**Instructions for the task:**
Below are some records. Say how many of their lines contain the string "this", and give nothing but the number.

======== Exercise input ========

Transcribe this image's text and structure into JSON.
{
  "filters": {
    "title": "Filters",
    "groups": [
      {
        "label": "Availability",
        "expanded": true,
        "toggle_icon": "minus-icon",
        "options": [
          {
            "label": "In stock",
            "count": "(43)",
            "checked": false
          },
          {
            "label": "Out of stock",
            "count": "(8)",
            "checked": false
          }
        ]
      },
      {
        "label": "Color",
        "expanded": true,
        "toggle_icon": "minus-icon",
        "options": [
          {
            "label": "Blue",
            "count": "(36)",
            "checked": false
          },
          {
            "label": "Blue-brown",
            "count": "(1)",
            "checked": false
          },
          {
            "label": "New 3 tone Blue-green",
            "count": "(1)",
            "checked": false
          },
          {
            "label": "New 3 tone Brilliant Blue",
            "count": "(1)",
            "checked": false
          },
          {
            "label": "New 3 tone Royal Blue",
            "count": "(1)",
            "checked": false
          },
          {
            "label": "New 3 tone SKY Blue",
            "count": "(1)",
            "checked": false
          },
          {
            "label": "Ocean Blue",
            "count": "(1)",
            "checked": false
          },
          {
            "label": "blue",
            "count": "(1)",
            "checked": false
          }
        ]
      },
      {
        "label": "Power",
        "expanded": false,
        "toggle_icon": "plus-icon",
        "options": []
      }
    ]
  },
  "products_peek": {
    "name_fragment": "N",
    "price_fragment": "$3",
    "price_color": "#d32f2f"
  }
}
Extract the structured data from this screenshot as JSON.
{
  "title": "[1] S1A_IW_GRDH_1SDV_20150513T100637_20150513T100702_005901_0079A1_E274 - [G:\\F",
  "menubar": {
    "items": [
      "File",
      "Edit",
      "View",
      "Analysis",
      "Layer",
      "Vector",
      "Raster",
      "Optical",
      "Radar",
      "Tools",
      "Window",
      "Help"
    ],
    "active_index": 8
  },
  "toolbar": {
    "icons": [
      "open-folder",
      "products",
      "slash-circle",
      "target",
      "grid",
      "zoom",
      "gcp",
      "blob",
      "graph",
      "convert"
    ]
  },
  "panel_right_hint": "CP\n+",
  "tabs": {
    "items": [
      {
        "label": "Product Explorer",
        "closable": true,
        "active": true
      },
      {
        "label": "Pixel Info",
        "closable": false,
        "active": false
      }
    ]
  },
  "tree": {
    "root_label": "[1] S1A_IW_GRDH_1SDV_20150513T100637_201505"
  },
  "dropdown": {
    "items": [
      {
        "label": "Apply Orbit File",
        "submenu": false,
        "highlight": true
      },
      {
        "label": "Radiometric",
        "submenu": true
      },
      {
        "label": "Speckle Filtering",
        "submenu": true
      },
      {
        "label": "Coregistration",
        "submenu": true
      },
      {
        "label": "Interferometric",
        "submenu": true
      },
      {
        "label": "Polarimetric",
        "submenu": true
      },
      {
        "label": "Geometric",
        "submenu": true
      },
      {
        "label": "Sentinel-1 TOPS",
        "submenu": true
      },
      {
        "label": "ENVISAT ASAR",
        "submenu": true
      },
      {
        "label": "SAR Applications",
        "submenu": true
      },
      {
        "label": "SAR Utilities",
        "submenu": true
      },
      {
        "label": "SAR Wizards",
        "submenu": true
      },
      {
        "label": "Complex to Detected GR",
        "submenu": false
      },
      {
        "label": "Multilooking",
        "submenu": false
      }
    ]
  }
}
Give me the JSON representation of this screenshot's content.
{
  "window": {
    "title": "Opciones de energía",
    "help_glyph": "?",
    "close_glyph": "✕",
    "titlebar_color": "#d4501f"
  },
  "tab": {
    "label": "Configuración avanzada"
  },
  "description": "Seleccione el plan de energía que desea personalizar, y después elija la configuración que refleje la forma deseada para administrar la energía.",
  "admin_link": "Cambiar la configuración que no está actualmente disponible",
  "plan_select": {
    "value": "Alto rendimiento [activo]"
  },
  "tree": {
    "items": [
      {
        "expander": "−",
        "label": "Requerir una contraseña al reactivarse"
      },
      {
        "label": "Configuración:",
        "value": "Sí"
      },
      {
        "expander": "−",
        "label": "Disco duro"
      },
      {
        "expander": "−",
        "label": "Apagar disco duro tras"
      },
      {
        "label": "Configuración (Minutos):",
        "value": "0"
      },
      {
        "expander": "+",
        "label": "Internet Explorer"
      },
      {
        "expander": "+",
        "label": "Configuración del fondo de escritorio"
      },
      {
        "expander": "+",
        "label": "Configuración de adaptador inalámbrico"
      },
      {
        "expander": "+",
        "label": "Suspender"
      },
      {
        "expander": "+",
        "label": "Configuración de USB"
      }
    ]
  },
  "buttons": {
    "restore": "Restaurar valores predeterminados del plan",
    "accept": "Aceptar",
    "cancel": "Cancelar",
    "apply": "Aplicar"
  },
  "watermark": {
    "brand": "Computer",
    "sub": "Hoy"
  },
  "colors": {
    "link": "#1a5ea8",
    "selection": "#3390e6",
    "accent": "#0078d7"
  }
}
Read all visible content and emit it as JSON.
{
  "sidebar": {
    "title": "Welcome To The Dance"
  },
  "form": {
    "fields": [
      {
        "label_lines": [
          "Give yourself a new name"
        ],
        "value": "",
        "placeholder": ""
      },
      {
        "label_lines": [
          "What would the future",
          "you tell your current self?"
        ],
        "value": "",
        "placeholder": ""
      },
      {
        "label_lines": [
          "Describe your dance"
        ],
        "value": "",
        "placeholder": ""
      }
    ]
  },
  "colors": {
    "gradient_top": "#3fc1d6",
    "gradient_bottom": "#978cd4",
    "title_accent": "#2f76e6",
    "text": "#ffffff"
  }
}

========

**Task result:**
3